how many / times must I be broken and reassembled!
The air was a season they had bought…
My mind / Is like the harp strings, with a breeze blowing always / And no rest in sight.
Let us eat nothing but darkness / refuse our stale orbit / and walk only in sleep
The eye leans out to those white wings / Molded in flight like waxen things / To slender stems.
the city’s not so big, the / hills surround it.
In the night I strike a match, / one little glory, a flame / the world surrounds
Leaving Mother Waiting for Father The evening went on; I got very old. She kept telling me it didn’t matter. The real man would come back soon. We waited. We had alarms fixed, vases of white and purple flowers ready to thrust on him should he. We had to sell the place in a hurry; walked downtown holding hands. She had a yard of blue material in her pocket: I remember that so well! She fell asleep and a smile began to blister her old mouth. I propped her against an old hotel and left without any noise. — James Tate (1943-2015) was the author of more than twenty collections of poetry, including the Pulitzer-Prize winning Selected Poems. His Dome of the Hidden Pavilion will be published in August 2015 by Ecco Press. — “Leaving Mother Waiting for Father” was published in the Summer 1968 issue of Poetry Northwest, and appeared in The Oblivion Ha-Ha. — photo credit: Peace Lily BW | (license)
Periodically, we’ll take a tour of the Poetry Northwest archives, spotlighting vital poems and writers from the magazine’s fifty-plus year history. Previous entries in the series can be found here. This edition features early work from the Pulitzer Prize winning poet Stephen Dunn, a frequent contributor to the magazine during the seventies, eighties and beyond. Here are five poems as they originally appeared in Poetry Northwest, with the poet’s reflection on what these pieces mean to him now. Before I begin to say anything about these poems that appeared in Poetry Northwest many years ago, a few dating back to 1969, I want to thank David Wagoner for recognizing a quality in them worthy of publication. He was the first editor of an important magazine to regularly publish my work, and therefore helped develop in me a confidence that I might have a little something on which to build. It may not be possible, but I’m going to try to look at these poems as if they were written by someone else. “Affirmation” is amazingly …
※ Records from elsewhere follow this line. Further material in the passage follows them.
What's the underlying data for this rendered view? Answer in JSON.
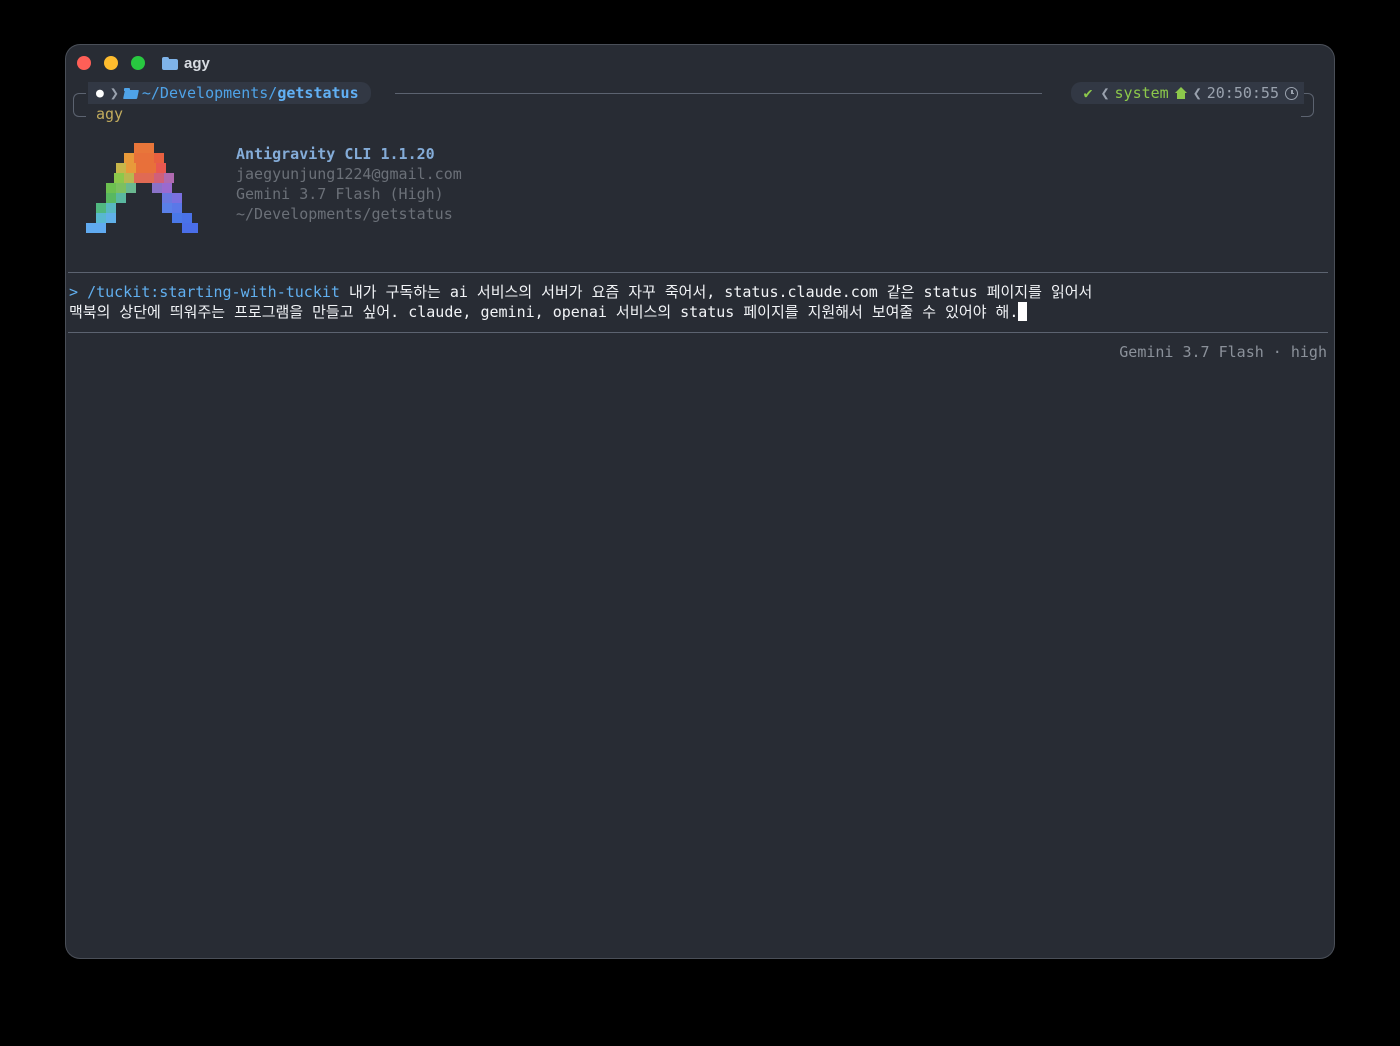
{
  "window": {
    "title": "agy"
  },
  "prompt": {
    "path_prefix": "~/Developments/",
    "path_current": "getstatus",
    "check": "✔",
    "env": "system",
    "time": "20:50:55",
    "command_echo": "agy"
  },
  "banner": {
    "app_name": "Antigravity CLI 1.1.20",
    "email": "jaegyunjung1224@gmail.com",
    "model": "Gemini 3.7 Flash (High)",
    "cwd": "~/Developments/getstatus"
  },
  "input": {
    "prompt_marker": ">",
    "slash_command": "/tuckit:starting-with-tuckit",
    "line1": "내가 구독하는 ai 서비스의 서버가 요즘 자꾸 죽어서, status.claude.com 같은 status 페이지를 읽어서",
    "line2": "맥북의 상단에 띄워주는 프로그램을 만들고 싶어. claude, gemini, openai 서비스의 status 페이지를 지원해서 보여줄 수 있어야 해."
  },
  "footer": {
    "model_status": "Gemini 3.7 Flash · high"
  },
  "colors": {
    "background": "#000000",
    "terminal_bg": "#282c34",
    "accent_blue": "#61afef",
    "accent_green": "#8cc84b",
    "accent_yellow": "#c2ac5e"
  }
}
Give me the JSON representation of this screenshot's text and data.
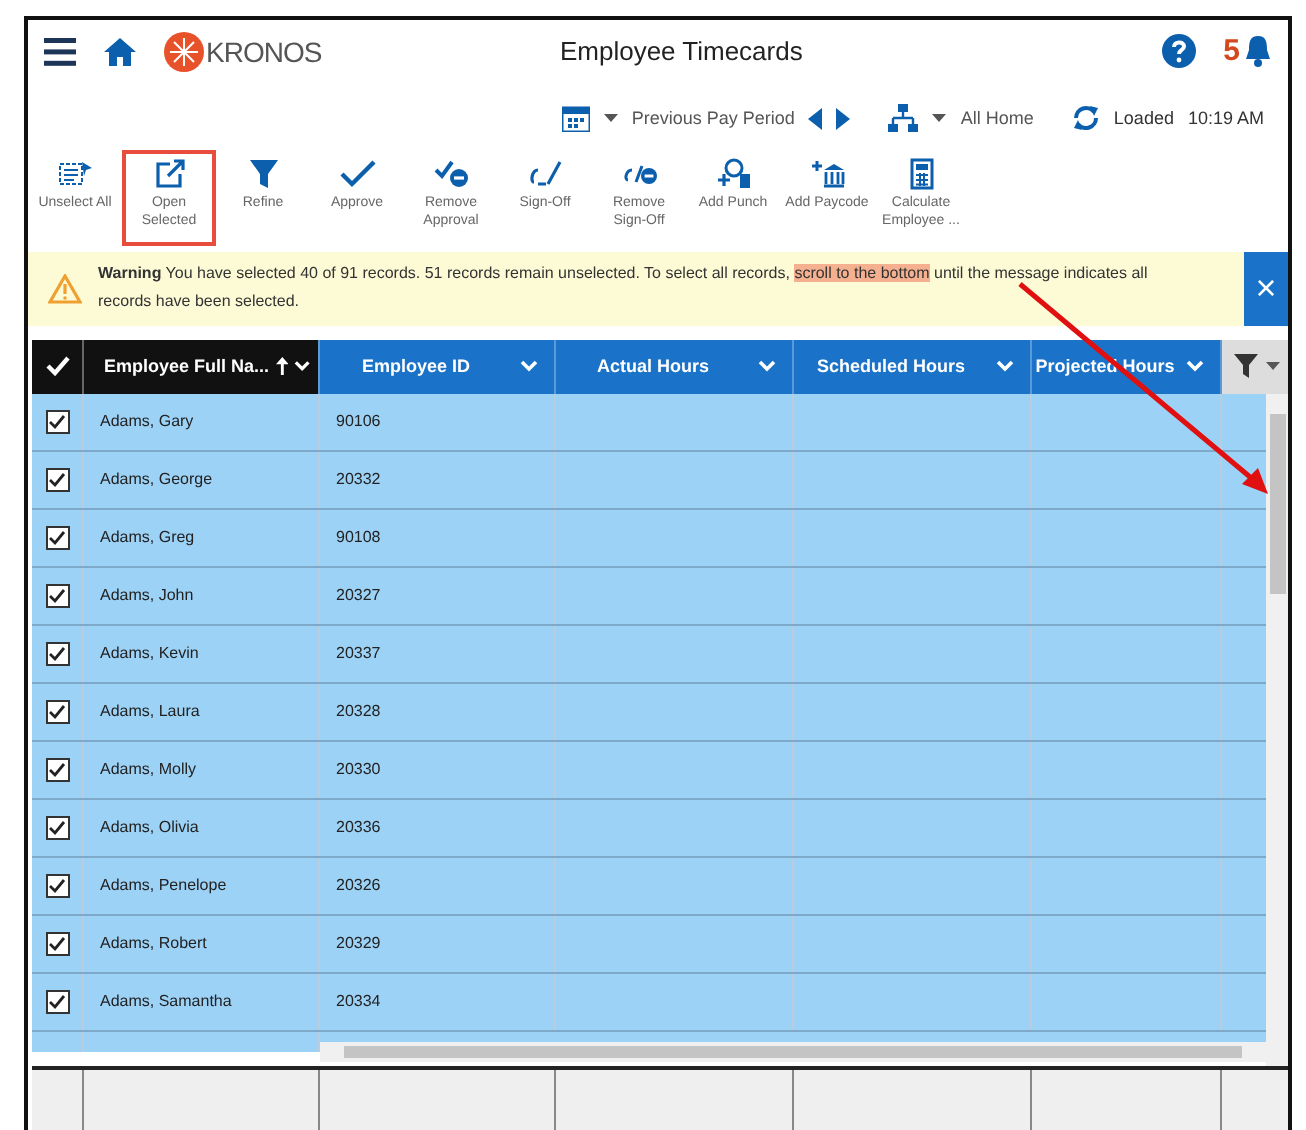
{
  "header": {
    "brand": "KRONOS",
    "title": "Employee Timecards",
    "notification_count": "5"
  },
  "period_bar": {
    "period": "Previous Pay Period",
    "location": "All Home",
    "status": "Loaded",
    "time": "10:19 AM"
  },
  "toolbar": [
    {
      "kind": "unselect",
      "label": "Unselect All",
      "highlighted": false
    },
    {
      "kind": "open",
      "label": "Open Selected",
      "highlighted": true
    },
    {
      "kind": "refine",
      "label": "Refine",
      "highlighted": false
    },
    {
      "kind": "approve",
      "label": "Approve",
      "highlighted": false
    },
    {
      "kind": "remove-approval",
      "label": "Remove Approval",
      "highlighted": false
    },
    {
      "kind": "signoff",
      "label": "Sign-Off",
      "highlighted": false
    },
    {
      "kind": "remove-signoff",
      "label": "Remove Sign-Off",
      "highlighted": false
    },
    {
      "kind": "punch",
      "label": "Add Punch",
      "highlighted": false
    },
    {
      "kind": "paycode",
      "label": "Add Paycode",
      "highlighted": false
    },
    {
      "kind": "calculate",
      "label": "Calculate Employee ...",
      "highlighted": false
    }
  ],
  "warning": {
    "label": "Warning",
    "before": "You have selected 40 of 91 records. 51 records remain unselected. To select all records, ",
    "highlight": "scroll to the bottom",
    "after": " until the message indicates all records have been selected.",
    "close": "×"
  },
  "table": {
    "columns": [
      {
        "label": "Employee Full Na...",
        "sorted": true
      },
      {
        "label": "Employee ID",
        "sorted": false
      },
      {
        "label": "Actual Hours",
        "sorted": false
      },
      {
        "label": "Scheduled Hours",
        "sorted": false
      },
      {
        "label": "Projected Hours",
        "sorted": false
      }
    ],
    "rows": [
      {
        "name": "Adams, Gary",
        "id": "90106",
        "checked": true
      },
      {
        "name": "Adams, George",
        "id": "20332",
        "checked": true
      },
      {
        "name": "Adams, Greg",
        "id": "90108",
        "checked": true
      },
      {
        "name": "Adams, John",
        "id": "20327",
        "checked": true
      },
      {
        "name": "Adams, Kevin",
        "id": "20337",
        "checked": true
      },
      {
        "name": "Adams, Laura",
        "id": "20328",
        "checked": true
      },
      {
        "name": "Adams, Molly",
        "id": "20330",
        "checked": true
      },
      {
        "name": "Adams, Olivia",
        "id": "20336",
        "checked": true
      },
      {
        "name": "Adams, Penelope",
        "id": "20326",
        "checked": true
      },
      {
        "name": "Adams, Robert",
        "id": "20329",
        "checked": true
      },
      {
        "name": "Adams, Samantha",
        "id": "20334",
        "checked": true
      }
    ]
  }
}
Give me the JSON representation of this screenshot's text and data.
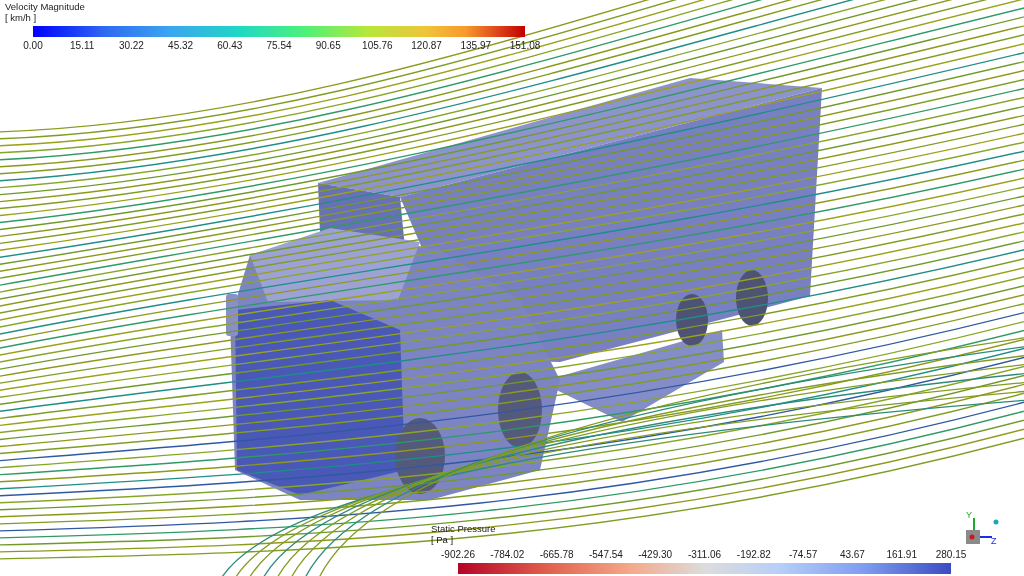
{
  "velocity_legend": {
    "kind": "rainbow",
    "title": "Velocity Magnitude",
    "unit": "[ km/h ]",
    "ticks": [
      "0.00",
      "15.11",
      "30.22",
      "45.32",
      "60.43",
      "75.54",
      "90.65",
      "105.76",
      "120.87",
      "135.97",
      "151.08"
    ]
  },
  "pressure_legend": {
    "kind": "cool_warm",
    "title": "Static Pressure",
    "unit": "[ Pa ]",
    "ticks": [
      "-902.26",
      "-784.02",
      "-665.78",
      "-547.54",
      "-429.30",
      "-311.06",
      "-192.82",
      "-74.57",
      "43.67",
      "161.91",
      "280.15"
    ]
  },
  "axis_triad": {
    "axes": [
      {
        "kind": "y",
        "label": "Y"
      },
      {
        "kind": "z",
        "label": "Z"
      }
    ]
  }
}
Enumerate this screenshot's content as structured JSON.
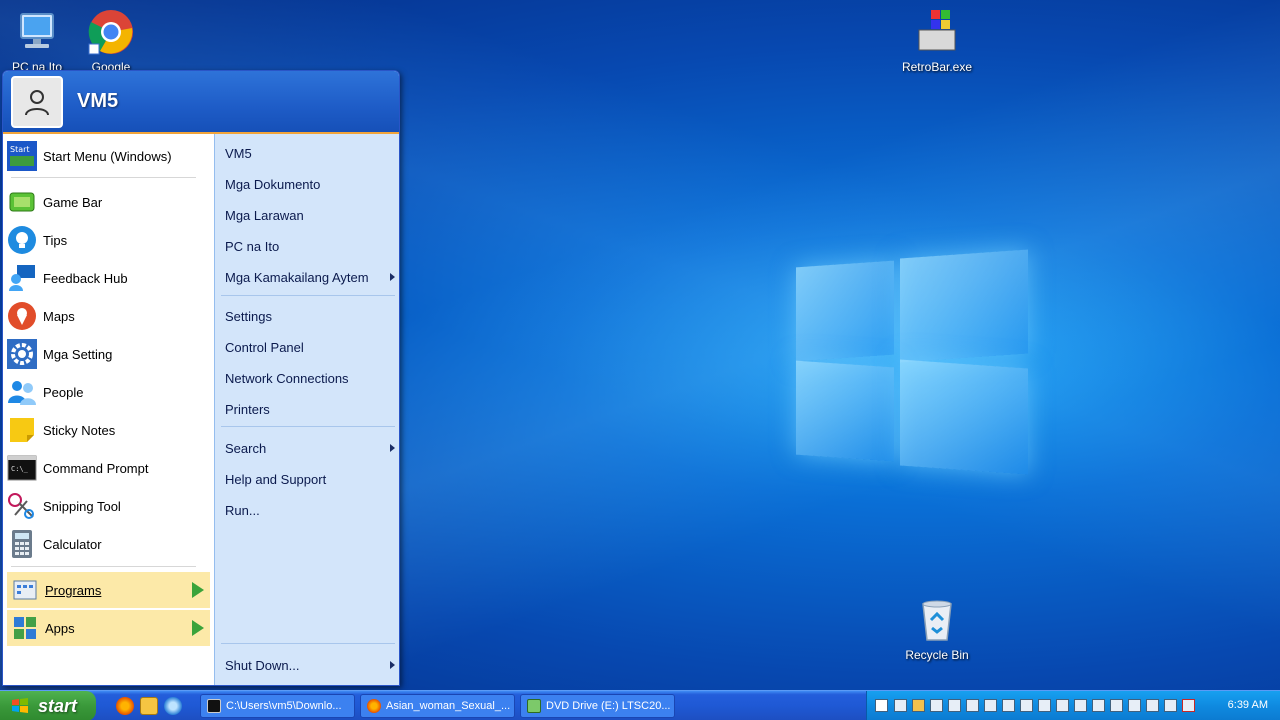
{
  "desktop": {
    "icons": [
      {
        "label": "PC na Ito",
        "icon": "computer-icon"
      },
      {
        "label": "Google",
        "icon": "chrome-icon"
      },
      {
        "label": "RetroBar.exe",
        "icon": "retrobar-icon"
      },
      {
        "label": "Recycle Bin",
        "icon": "recycle-bin-icon"
      }
    ]
  },
  "start_menu": {
    "user": "VM5",
    "left_items": [
      {
        "label": "Start Menu (Windows)",
        "icon": "start-menu-icon"
      },
      {
        "label": "Game Bar",
        "icon": "game-bar-icon"
      },
      {
        "label": "Tips",
        "icon": "tips-icon"
      },
      {
        "label": "Feedback Hub",
        "icon": "feedback-icon"
      },
      {
        "label": "Maps",
        "icon": "maps-icon"
      },
      {
        "label": "Mga Setting",
        "icon": "gear-icon"
      },
      {
        "label": "People",
        "icon": "people-icon"
      },
      {
        "label": "Sticky Notes",
        "icon": "sticky-notes-icon"
      },
      {
        "label": "Command Prompt",
        "icon": "cmd-icon"
      },
      {
        "label": "Snipping Tool",
        "icon": "scissors-icon"
      },
      {
        "label": "Calculator",
        "icon": "calculator-icon"
      }
    ],
    "programs_label": "Programs",
    "apps_label": "Apps",
    "search_placeholder": "Search",
    "right_items": [
      {
        "label": "VM5"
      },
      {
        "label": "Mga Dokumento"
      },
      {
        "label": "Mga Larawan"
      },
      {
        "label": "PC na Ito"
      },
      {
        "label": "Mga Kamakailang Aytem",
        "submenu": true
      },
      {
        "label": "Settings"
      },
      {
        "label": "Control Panel"
      },
      {
        "label": "Network Connections"
      },
      {
        "label": "Printers"
      },
      {
        "label": "Search",
        "submenu": true
      },
      {
        "label": "Help and Support"
      },
      {
        "label": "Run..."
      }
    ],
    "shutdown_label": "Shut Down..."
  },
  "taskbar": {
    "start_label": "start",
    "tasks": [
      {
        "label": "C:\\Users\\vm5\\Downlo...",
        "icon": "cmd-icon"
      },
      {
        "label": "Asian_woman_Sexual_...",
        "icon": "firefox-icon"
      },
      {
        "label": "DVD Drive (E:) LTSC20...",
        "icon": "dvd-drive-icon"
      }
    ],
    "clock": "6:39 AM"
  },
  "colors": {
    "taskbar_blue": "#245edb",
    "start_green": "#3a993a",
    "menu_header": "#1e5cc7",
    "menu_right_bg": "#d3e5fa",
    "programs_bg": "#fce9a8"
  }
}
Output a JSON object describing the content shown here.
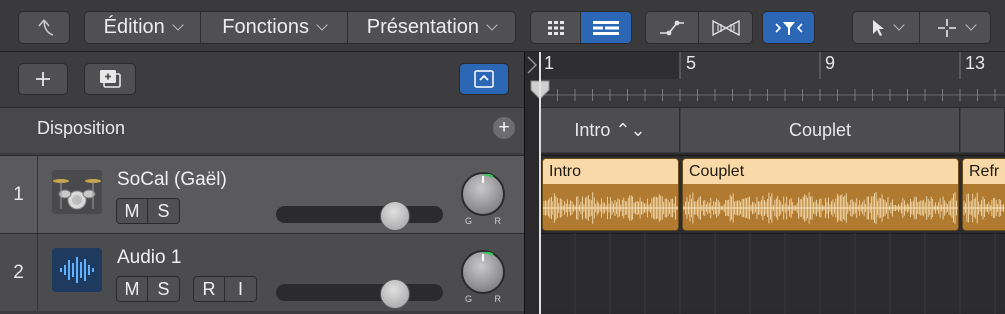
{
  "toolbar": {
    "menus": [
      {
        "label": "Édition"
      },
      {
        "label": "Fonctions"
      },
      {
        "label": "Présentation"
      }
    ]
  },
  "header": {
    "section_label": "Disposition"
  },
  "ruler": {
    "bars": [
      "1",
      "5",
      "9",
      "13"
    ]
  },
  "markers": [
    {
      "label": "Intro ⌃⌄"
    },
    {
      "label": "Couplet"
    }
  ],
  "tracks": [
    {
      "number": "1",
      "name": "SoCal (Gaël)",
      "buttons": [
        "M",
        "S"
      ],
      "icon": "drum-kit-icon",
      "knob_labels": [
        "G",
        "R"
      ]
    },
    {
      "number": "2",
      "name": "Audio 1",
      "buttons": [
        "M",
        "S",
        "R",
        "I"
      ],
      "icon": "waveform-icon",
      "knob_labels": [
        "G",
        "R"
      ]
    }
  ],
  "regions": [
    {
      "label": "Intro"
    },
    {
      "label": "Couplet"
    },
    {
      "label": "Refr"
    }
  ],
  "colors": {
    "accent": "#2b67b4",
    "region": "#f5d29b",
    "region_wave": "#b07a30"
  }
}
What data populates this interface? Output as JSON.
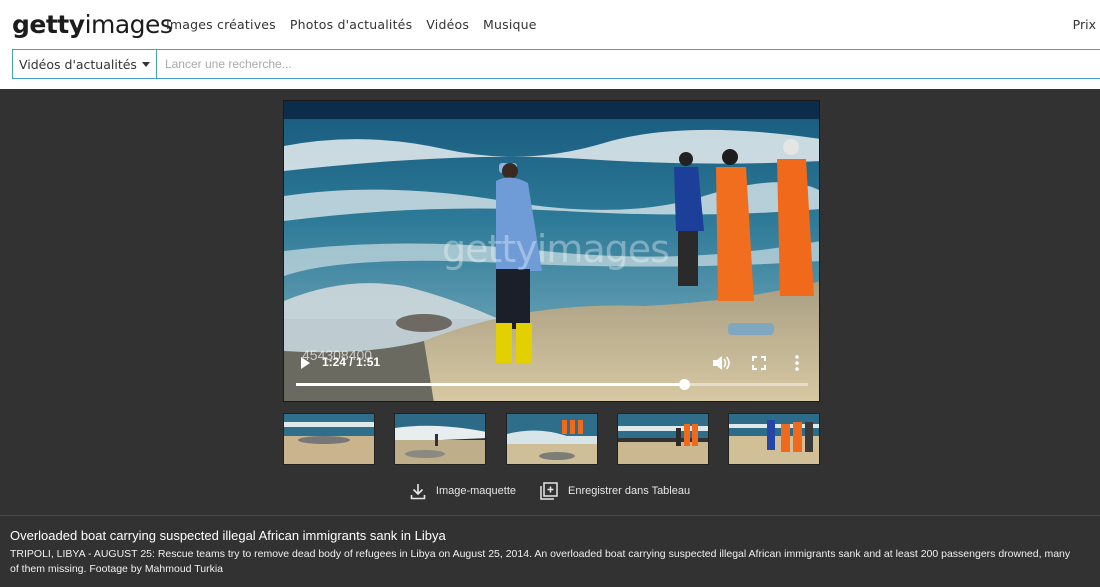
{
  "header": {
    "logo_bold": "getty",
    "logo_light": "images",
    "nav": [
      "Images créatives",
      "Photos d'actualités",
      "Vidéos",
      "Musique"
    ],
    "pricing_label": "Prix"
  },
  "search": {
    "category": "Vidéos d'actualités",
    "placeholder": "Lancer une recherche..."
  },
  "player": {
    "watermark": "gettyimages",
    "asset_id": "454308400",
    "current_time": "1:24",
    "duration": "1:51",
    "time_display": "1:24 / 1:51",
    "progress_fraction": 0.757,
    "icons": [
      "play-icon",
      "volume-icon",
      "fullscreen-icon",
      "more-options-icon"
    ]
  },
  "thumbnails": [
    {
      "label": "thumbnail-1"
    },
    {
      "label": "thumbnail-2"
    },
    {
      "label": "thumbnail-3"
    },
    {
      "label": "thumbnail-4"
    },
    {
      "label": "thumbnail-5"
    }
  ],
  "actions": {
    "mockup_label": "Image-maquette",
    "save_label": "Enregistrer dans Tableau"
  },
  "caption": {
    "title": "Overloaded boat carrying suspected illegal African immigrants sank in Libya",
    "description": "TRIPOLI, LIBYA - AUGUST 25: Rescue teams try to remove dead body of refugees in Libya on August 25, 2014. An overloaded boat carrying suspected illegal African immigrants sank and at least 200 passengers drowned, many of them missing. Footage by Mahmoud Turkia"
  },
  "colors": {
    "header_bg": "#ffffff",
    "page_bg": "#323232",
    "search_border": "#45a0c9"
  }
}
Editor’s note: Every few months, we’ll take a tour of the archives, highlighting poems and writers from Poetry Northwest‘s fifty-plus year history. The first in the series featured poet and essayist Albert Goldbarth. This, the second, spotlights early work by the poet and critic Susan Stewart. David Wagoner, editor of Poetry Northwest for some 35 years, was well-known for publishing new and younger writers beside those more established—a tradition editor Kevin Craft has carried forward. For Mr. Wagoner, one of those young writers was Susan Stewart, whose work when it appeared in the magazine had an immediate impact, winning several prizes awarded by the magazine at the time. Here are three of those poems as they originally appeared in Poetry Northwest, with the poet’s own reflection on what these pieces mean to her now. — My first response to these lyrics is a feeling of deep retrospective gratitude to David Wagoner for publishing them and sending encouragement. Although I had admired his poems and had been reading Poetry Northwest since my college years, David Wagoner …